Extracted data entries
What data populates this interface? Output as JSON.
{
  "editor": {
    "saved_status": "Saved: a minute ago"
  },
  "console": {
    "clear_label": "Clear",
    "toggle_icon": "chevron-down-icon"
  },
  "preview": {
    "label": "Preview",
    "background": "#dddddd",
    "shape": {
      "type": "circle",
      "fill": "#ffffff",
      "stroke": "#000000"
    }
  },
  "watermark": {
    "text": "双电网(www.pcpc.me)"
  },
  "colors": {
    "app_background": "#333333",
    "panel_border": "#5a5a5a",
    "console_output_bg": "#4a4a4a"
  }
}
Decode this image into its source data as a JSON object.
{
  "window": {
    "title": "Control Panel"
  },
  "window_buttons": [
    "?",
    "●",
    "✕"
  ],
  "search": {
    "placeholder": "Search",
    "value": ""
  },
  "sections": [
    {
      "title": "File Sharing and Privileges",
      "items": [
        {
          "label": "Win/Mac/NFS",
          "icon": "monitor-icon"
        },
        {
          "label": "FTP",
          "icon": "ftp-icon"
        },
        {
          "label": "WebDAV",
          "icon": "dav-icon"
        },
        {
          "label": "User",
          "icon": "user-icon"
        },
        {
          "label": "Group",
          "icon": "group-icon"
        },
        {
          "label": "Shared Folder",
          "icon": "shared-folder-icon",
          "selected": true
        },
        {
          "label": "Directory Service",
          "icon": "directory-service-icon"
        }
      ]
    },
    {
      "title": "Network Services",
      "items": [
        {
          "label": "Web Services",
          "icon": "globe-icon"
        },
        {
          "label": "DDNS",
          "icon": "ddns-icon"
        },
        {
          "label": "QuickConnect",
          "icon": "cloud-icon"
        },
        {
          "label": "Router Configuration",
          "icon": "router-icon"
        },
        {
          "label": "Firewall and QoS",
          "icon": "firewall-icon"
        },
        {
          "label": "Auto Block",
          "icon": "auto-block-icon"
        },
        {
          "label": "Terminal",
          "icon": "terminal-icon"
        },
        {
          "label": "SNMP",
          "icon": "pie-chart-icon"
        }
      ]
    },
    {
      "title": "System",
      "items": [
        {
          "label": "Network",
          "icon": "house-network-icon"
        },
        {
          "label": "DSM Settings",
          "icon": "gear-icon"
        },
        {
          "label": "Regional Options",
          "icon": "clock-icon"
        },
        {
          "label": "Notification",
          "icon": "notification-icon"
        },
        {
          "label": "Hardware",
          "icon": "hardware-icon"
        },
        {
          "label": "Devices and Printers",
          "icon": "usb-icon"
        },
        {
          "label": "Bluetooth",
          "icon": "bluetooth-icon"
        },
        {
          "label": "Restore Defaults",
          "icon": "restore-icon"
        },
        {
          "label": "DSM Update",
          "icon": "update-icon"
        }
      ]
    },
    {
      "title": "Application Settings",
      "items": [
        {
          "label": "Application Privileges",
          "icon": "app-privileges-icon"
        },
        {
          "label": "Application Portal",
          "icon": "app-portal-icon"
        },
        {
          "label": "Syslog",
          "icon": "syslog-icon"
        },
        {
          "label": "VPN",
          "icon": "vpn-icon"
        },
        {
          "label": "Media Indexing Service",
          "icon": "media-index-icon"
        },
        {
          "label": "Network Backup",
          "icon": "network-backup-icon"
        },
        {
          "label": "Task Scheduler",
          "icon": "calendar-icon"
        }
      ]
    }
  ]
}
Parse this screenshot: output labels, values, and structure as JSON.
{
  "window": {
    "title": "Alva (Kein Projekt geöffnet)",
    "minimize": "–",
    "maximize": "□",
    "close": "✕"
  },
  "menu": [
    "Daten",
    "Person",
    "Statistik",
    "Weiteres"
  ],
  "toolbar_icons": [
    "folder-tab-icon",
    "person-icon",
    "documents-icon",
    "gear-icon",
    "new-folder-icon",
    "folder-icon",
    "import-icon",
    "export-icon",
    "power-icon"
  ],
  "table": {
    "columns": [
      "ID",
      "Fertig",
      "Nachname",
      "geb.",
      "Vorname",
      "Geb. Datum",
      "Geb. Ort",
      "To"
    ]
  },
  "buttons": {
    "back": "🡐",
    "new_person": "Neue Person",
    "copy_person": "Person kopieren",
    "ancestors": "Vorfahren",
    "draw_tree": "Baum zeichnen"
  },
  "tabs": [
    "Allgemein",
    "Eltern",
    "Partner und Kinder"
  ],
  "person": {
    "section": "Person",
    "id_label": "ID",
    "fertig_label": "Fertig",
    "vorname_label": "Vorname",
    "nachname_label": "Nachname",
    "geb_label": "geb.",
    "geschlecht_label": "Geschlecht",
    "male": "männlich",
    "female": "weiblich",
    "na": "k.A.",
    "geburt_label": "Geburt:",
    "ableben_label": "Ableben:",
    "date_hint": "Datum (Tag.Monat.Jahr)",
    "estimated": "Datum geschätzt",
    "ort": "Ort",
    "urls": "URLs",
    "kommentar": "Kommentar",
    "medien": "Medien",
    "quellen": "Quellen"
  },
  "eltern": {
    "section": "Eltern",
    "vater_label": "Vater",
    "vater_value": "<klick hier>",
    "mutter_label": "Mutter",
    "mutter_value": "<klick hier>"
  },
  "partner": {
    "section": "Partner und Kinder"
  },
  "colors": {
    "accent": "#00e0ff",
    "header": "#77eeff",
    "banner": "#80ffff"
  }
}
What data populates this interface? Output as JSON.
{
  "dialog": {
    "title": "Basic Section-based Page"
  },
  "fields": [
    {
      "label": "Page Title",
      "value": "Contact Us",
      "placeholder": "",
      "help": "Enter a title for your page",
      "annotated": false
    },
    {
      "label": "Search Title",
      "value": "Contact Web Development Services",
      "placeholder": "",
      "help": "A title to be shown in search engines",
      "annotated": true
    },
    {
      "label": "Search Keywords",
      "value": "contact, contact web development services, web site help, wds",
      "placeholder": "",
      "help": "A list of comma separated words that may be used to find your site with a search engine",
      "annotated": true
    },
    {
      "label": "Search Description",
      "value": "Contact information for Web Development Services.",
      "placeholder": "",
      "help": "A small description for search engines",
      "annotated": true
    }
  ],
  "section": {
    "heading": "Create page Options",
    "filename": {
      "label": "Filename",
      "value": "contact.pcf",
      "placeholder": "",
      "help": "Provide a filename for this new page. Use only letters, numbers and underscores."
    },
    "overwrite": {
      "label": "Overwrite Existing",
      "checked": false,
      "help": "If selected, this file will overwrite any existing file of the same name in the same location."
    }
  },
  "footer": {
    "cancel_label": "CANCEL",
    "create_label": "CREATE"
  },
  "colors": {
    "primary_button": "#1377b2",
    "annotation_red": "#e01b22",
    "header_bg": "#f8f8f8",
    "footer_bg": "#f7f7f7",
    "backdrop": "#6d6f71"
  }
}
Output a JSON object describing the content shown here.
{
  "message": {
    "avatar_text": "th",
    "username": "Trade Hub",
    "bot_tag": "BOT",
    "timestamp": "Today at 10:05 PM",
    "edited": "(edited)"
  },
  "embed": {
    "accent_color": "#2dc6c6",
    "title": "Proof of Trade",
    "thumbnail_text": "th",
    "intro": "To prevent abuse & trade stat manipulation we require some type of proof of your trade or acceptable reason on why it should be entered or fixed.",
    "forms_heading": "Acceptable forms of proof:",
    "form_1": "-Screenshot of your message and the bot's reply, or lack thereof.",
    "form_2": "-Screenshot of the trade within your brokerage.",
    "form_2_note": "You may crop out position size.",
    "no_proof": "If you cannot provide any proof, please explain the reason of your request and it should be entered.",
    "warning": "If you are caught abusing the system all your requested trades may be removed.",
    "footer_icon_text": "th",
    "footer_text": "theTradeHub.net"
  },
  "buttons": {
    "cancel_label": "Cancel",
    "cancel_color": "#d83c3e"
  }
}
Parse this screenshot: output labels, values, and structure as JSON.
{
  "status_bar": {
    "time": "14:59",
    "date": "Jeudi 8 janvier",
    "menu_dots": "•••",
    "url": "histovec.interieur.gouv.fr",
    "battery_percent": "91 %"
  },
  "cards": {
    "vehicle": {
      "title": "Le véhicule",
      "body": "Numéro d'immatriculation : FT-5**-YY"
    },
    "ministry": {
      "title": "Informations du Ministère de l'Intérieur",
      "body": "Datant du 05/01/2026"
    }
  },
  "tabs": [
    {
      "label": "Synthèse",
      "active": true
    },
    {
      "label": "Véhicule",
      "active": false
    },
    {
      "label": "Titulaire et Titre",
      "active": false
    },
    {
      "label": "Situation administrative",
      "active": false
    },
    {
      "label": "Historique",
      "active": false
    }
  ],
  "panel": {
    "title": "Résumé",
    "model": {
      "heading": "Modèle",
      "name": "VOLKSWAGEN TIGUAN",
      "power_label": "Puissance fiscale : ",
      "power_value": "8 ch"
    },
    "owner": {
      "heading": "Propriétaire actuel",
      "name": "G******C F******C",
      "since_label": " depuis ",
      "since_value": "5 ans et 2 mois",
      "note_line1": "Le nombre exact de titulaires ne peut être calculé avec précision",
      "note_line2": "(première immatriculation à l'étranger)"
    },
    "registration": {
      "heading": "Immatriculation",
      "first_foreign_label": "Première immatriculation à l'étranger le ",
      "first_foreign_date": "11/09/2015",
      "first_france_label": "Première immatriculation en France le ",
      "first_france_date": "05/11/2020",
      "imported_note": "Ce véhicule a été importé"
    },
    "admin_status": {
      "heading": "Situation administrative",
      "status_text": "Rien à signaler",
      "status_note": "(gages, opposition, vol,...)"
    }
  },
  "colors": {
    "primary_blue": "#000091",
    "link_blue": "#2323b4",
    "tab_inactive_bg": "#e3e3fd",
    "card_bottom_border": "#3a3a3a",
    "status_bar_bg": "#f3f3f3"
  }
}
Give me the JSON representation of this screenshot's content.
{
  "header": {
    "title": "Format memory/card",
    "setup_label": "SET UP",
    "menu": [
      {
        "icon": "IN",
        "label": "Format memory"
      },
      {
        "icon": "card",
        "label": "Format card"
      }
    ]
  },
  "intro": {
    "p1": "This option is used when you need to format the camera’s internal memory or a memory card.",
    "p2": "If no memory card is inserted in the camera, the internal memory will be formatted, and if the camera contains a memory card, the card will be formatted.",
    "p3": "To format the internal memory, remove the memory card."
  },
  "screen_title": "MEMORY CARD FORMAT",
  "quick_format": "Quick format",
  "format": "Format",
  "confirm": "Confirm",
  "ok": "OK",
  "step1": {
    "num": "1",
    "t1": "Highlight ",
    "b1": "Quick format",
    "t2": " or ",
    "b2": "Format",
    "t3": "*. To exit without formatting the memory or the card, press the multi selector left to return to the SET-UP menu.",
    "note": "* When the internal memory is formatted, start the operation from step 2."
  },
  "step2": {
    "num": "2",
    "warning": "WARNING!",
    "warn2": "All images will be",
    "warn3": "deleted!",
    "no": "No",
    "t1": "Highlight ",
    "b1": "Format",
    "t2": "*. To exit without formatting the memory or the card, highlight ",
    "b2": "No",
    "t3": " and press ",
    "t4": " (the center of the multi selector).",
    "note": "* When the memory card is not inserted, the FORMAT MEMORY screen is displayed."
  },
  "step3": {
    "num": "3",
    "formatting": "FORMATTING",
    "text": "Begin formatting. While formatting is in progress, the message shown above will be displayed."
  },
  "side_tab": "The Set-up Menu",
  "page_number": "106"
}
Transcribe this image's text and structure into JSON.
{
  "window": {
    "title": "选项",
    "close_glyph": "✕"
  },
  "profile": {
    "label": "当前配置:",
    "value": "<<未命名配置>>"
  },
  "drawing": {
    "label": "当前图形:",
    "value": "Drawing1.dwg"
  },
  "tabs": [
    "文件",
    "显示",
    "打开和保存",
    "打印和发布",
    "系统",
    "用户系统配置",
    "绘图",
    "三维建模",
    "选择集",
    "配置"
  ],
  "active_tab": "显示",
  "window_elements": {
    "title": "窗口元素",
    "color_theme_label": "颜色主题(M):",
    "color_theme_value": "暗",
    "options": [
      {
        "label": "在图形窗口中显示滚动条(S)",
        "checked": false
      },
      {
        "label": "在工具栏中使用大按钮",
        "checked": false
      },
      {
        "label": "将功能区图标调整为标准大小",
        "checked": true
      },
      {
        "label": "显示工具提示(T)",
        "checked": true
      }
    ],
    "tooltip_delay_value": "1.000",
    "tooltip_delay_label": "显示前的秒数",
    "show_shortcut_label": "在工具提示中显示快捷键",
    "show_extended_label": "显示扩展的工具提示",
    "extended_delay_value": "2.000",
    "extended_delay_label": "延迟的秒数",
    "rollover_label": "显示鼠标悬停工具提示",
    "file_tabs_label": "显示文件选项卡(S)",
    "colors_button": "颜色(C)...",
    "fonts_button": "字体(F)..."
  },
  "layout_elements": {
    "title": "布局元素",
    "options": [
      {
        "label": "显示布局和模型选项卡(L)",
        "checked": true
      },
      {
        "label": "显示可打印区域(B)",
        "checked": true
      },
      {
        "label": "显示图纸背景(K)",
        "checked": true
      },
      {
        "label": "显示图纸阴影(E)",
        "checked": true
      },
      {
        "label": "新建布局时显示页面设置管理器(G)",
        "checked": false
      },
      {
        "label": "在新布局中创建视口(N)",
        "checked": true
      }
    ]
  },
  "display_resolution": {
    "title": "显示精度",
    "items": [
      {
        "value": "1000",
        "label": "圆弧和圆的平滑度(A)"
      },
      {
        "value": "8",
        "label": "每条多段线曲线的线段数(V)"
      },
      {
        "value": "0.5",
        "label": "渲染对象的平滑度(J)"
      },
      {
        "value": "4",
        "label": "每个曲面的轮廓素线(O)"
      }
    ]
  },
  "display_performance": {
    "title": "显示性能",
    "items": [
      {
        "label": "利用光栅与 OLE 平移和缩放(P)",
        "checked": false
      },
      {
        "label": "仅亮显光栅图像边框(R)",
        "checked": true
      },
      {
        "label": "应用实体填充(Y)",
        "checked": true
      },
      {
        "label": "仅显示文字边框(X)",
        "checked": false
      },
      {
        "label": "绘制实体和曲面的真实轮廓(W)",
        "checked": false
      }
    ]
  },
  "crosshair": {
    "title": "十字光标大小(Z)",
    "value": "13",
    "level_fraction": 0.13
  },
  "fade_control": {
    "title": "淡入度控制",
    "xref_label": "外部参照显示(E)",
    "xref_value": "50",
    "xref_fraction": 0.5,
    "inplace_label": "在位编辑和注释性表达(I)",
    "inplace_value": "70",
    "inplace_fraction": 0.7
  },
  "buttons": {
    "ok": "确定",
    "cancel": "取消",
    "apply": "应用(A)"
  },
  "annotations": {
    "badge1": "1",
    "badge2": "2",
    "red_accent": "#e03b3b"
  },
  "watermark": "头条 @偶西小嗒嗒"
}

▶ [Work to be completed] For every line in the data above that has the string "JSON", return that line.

▶ [Your solution]
What data populates this interface? Output as JSON.
Decode this image into its source data as a JSON object.
Parse this screenshot: output labels, values, and structure as JSON.
What data populates this interface? Output as JSON.
Output a JSON object describing the content shown here.
Parse this screenshot: output labels, values, and structure as JSON.
Give me the JSON representation of this screenshot's content.
Transcribe this image's text and structure into JSON.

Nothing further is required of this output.